Geography, Space, and Everyday Public Life

I regularly think and observe geographically.

I have noticed over several years at restaurants and elsewhere that (people who present themselves as) men generally take up far more room than is strictly necessary and far more room than women or male children. And apparently this phenomenon is called “manspreading” and has mainly received attention where public transportation is concerned.  

Men are more guilty than women of having their arms, legs, and any personal belongings positioned such that they occupy more space and as a result, seem bigger. For instance, when I’m at Panera Bread to get my drink, I’ll stand such that people can walk around me and can reach on either side of me. I don’t need immediate physical access to the entire soda machine, and there is no reason two or three people can’t use it at once. But, it’s nothing for another man to stand such that no one can do anything in the vicinity until he is finished.

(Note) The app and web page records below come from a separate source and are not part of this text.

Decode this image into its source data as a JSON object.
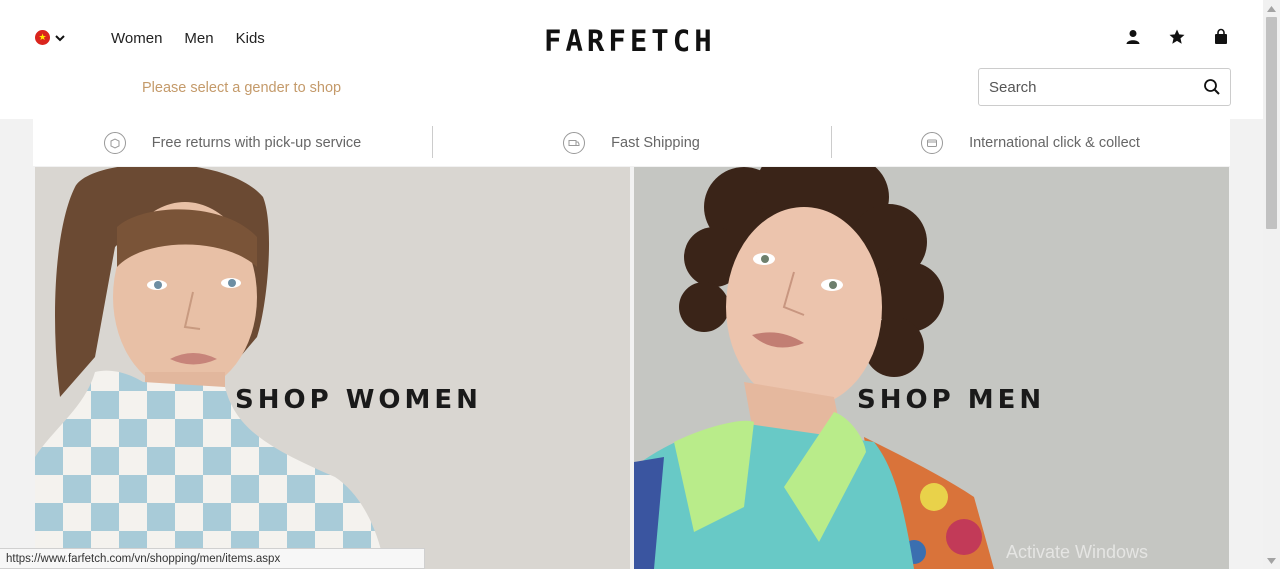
{
  "header": {
    "country_icon": "vietnam-flag-icon",
    "nav": [
      {
        "label": "Women"
      },
      {
        "label": "Men"
      },
      {
        "label": "Kids"
      }
    ],
    "logo": "FARFETCH",
    "gender_hint": "Please select a gender to shop",
    "icons": [
      "account-icon",
      "wishlist-star-icon",
      "bag-icon"
    ],
    "search": {
      "placeholder": "Search",
      "icon": "search-icon"
    }
  },
  "benefits": [
    {
      "label": "Free returns with pick-up service",
      "icon": "box-return-icon"
    },
    {
      "label": "Fast Shipping",
      "icon": "fast-truck-icon"
    },
    {
      "label": "International click & collect",
      "icon": "card-icon"
    }
  ],
  "panels": {
    "women": {
      "label": "SHOP WOMEN"
    },
    "men": {
      "label": "SHOP MEN"
    }
  },
  "status_bar": {
    "url": "https://www.farfetch.com/vn/shopping/men/items.aspx"
  },
  "watermark": "Activate Windows",
  "colors": {
    "hint": "#c49a6a",
    "band": "#f2f2f2",
    "women_bg": "#d9d6d1",
    "men_bg": "#c5c6c2"
  }
}
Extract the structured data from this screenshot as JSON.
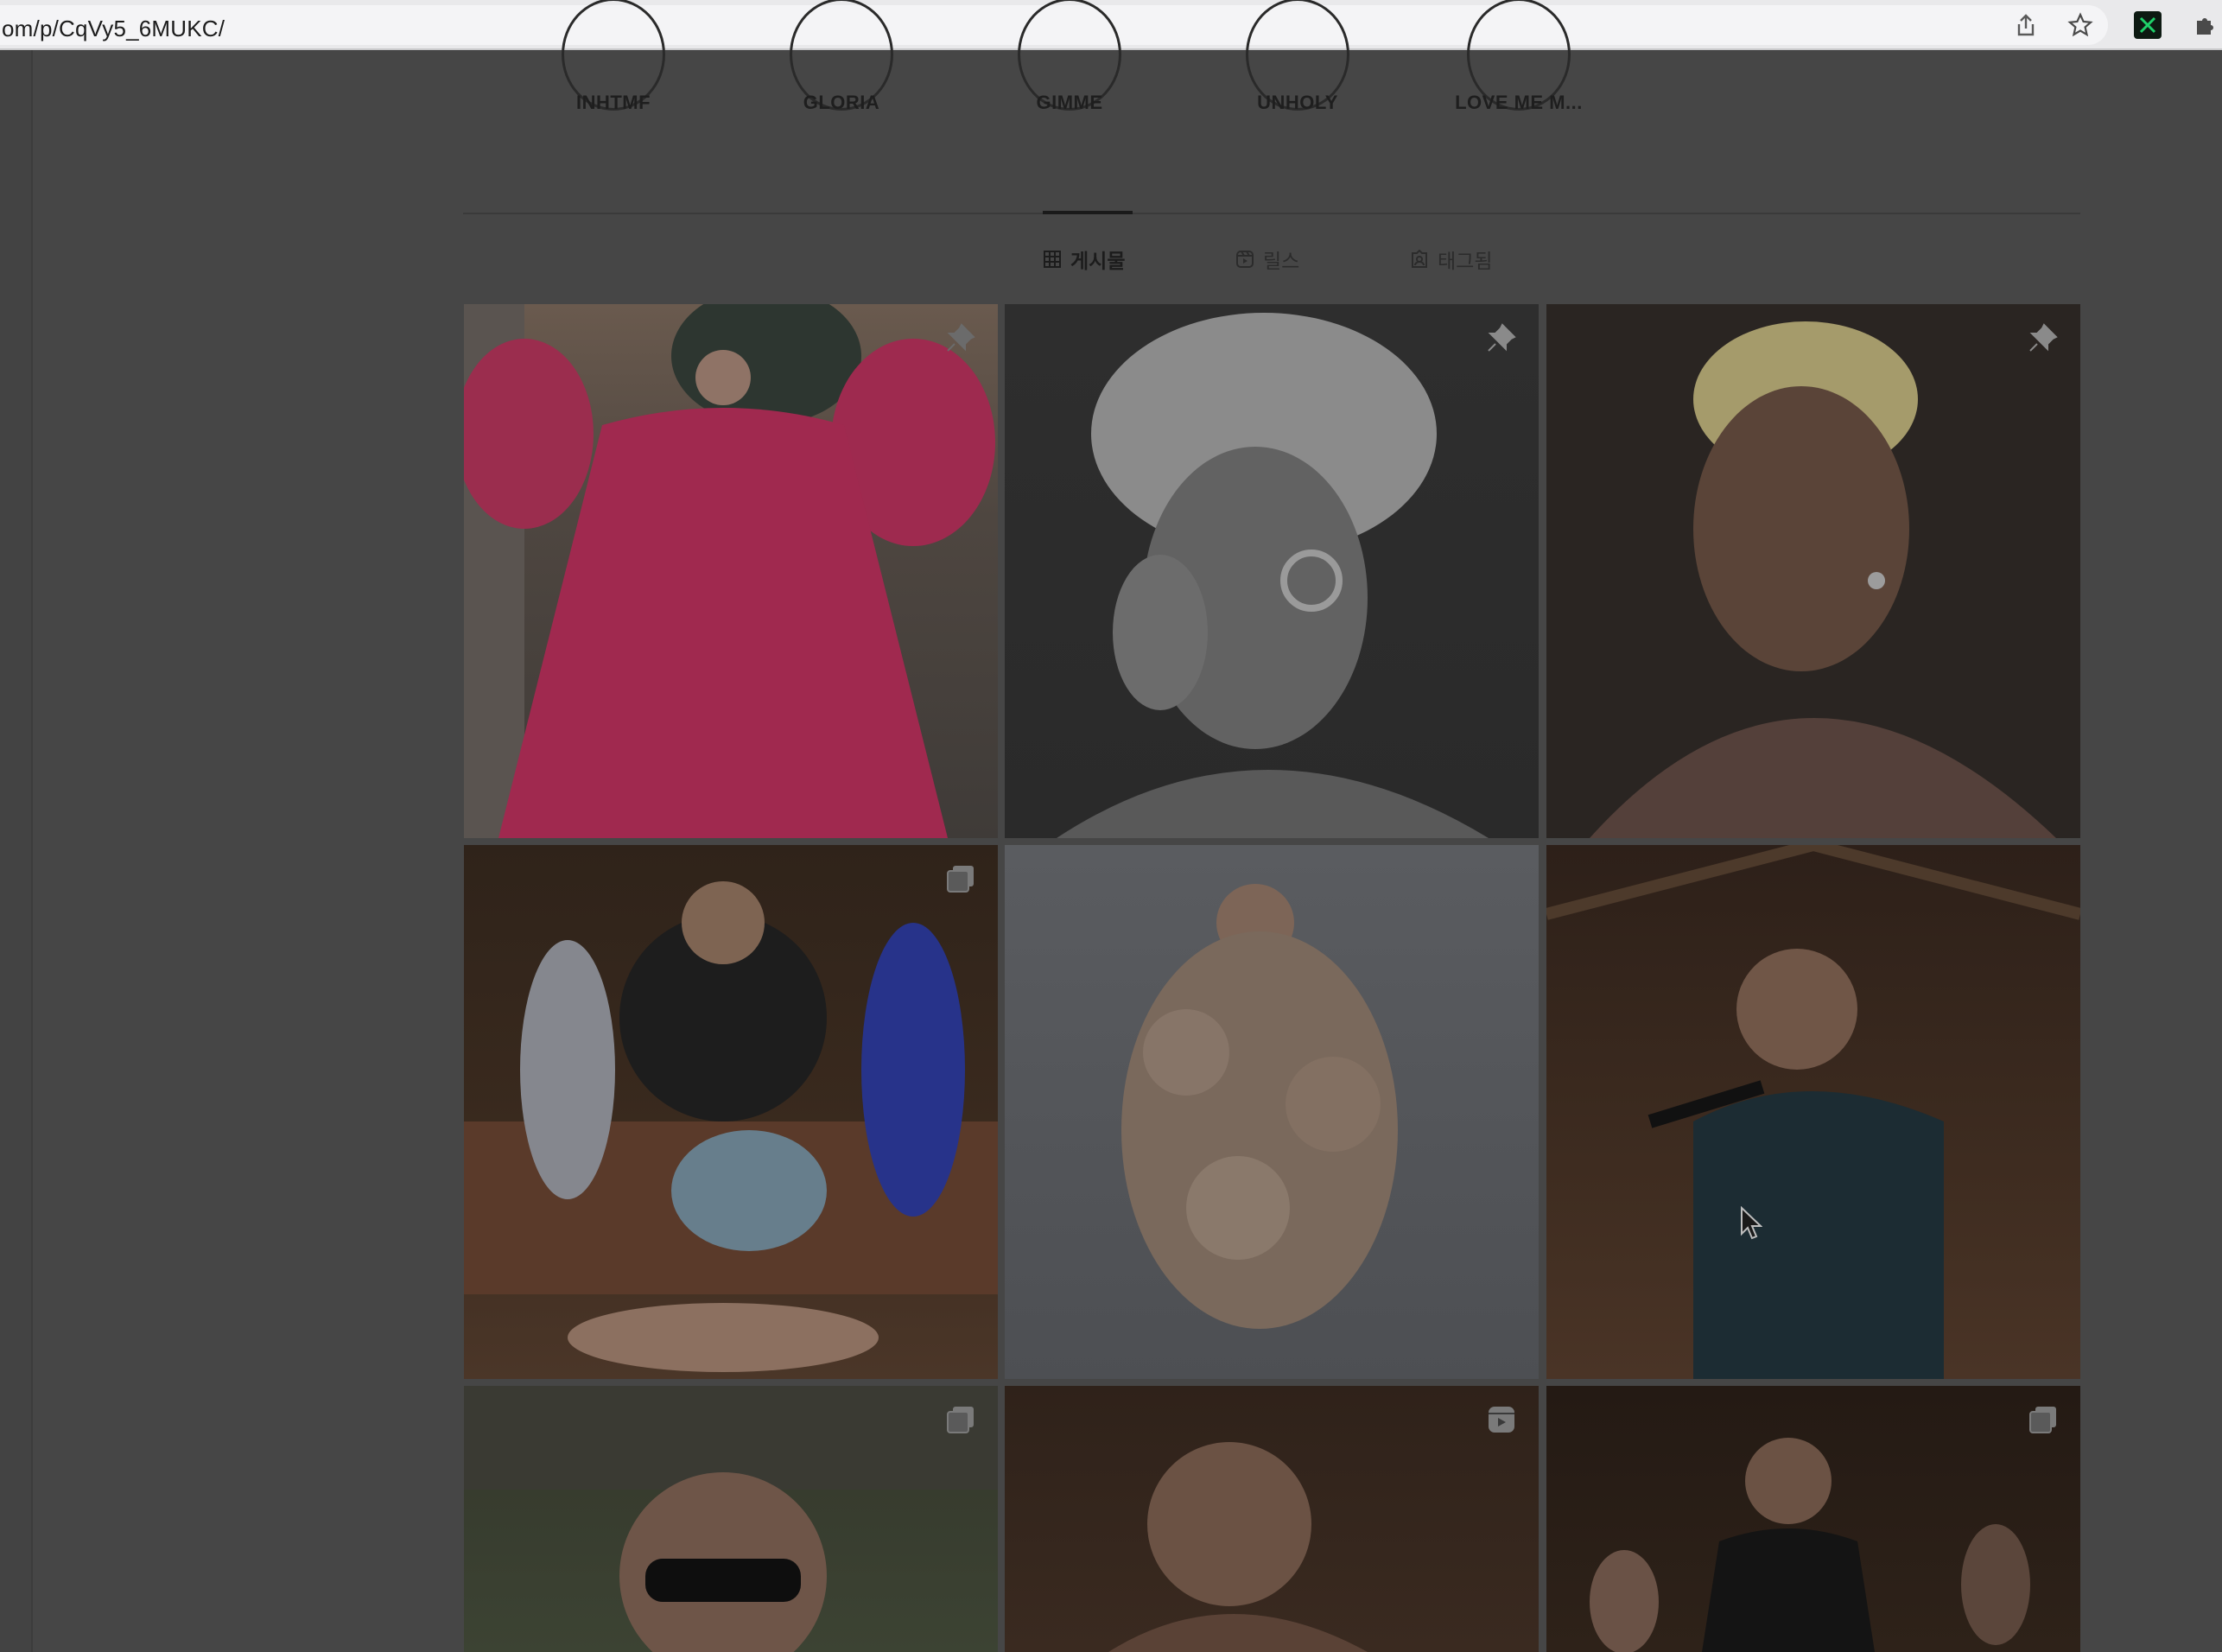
{
  "browser": {
    "url": "om/p/CqVy5_6MUKC/",
    "icons": [
      "share-icon",
      "bookmark-star-icon",
      "extension-icon",
      "puzzle-icon"
    ]
  },
  "highlights": [
    {
      "label": "INHTMF"
    },
    {
      "label": "GLORIA"
    },
    {
      "label": "GIMME"
    },
    {
      "label": "UNHOLY"
    },
    {
      "label": "LOVE ME M..."
    }
  ],
  "tabs": [
    {
      "label": "게시물",
      "icon": "grid-icon",
      "active": true
    },
    {
      "label": "릴스",
      "icon": "reels-icon",
      "active": false
    },
    {
      "label": "태그됨",
      "icon": "tagged-icon",
      "active": false
    }
  ],
  "posts": [
    {
      "badge": "pin-icon"
    },
    {
      "badge": "pin-icon"
    },
    {
      "badge": "pin-icon"
    },
    {
      "badge": "carousel-icon"
    },
    {
      "badge": ""
    },
    {
      "badge": ""
    },
    {
      "badge": "carousel-icon"
    },
    {
      "badge": "reel-icon"
    },
    {
      "badge": "carousel-icon"
    }
  ],
  "colors": {
    "overlay_background": "#464646",
    "text_dark": "#1e1e1e"
  }
}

Such use, such monopolization (?) of space, I’m sure is largely unconscious, but there it is and is nonetheless a manifestation of Male Privilege. 

Similarly, when I am eating at restaurants, more and more often there is a little plate, bowl, or something coming all the time, in addition to sometimes a new glass for each refill. In a typical dining experience I might–through no autonomous choice–end up being given 5-7 plates of some kind or another, 2-6 glasses, plus silverware, and napkins. This all adds up, especially when viewed as an extension of the space I take up, and it tends to make me feel very uncomfortable. For this reason, I do my best to consolidate extra plates and whatnot as possible. 

This also makes me think about the geography of restaurants (more on the rhetoric of restaurants specifically in a forthcoming post). Too many restaurants have tables and booths that are far too small when you consider that people are taller and bigger than ever before. Given my 6’6″ height and leg brace, I need all the leg room possible, which generally means no one can sit in front of me, or I have to have my legs positioned in somewhat odd ways. And these tables are especially too small when we consider the space people take up vis-á-vis personal belongings such as cell phones and wallets and items brought out by the restaurant on large and numerous platters.  

And to be clear, I’m not thinking about concepts of “personal space” that inevitably differ greatly from culture-to-culture. I’m talking about the “raw” space a person takes up, both by reading their body and by reading their clothes, exact positioning of arms and legs, and use of objects as an extension of the self–all a combination of the voluntary, involuntary, conscious, and unconscious. Conversations about the space (or lack of space) between people would be completely different. 

Andrew Joseph Pegoda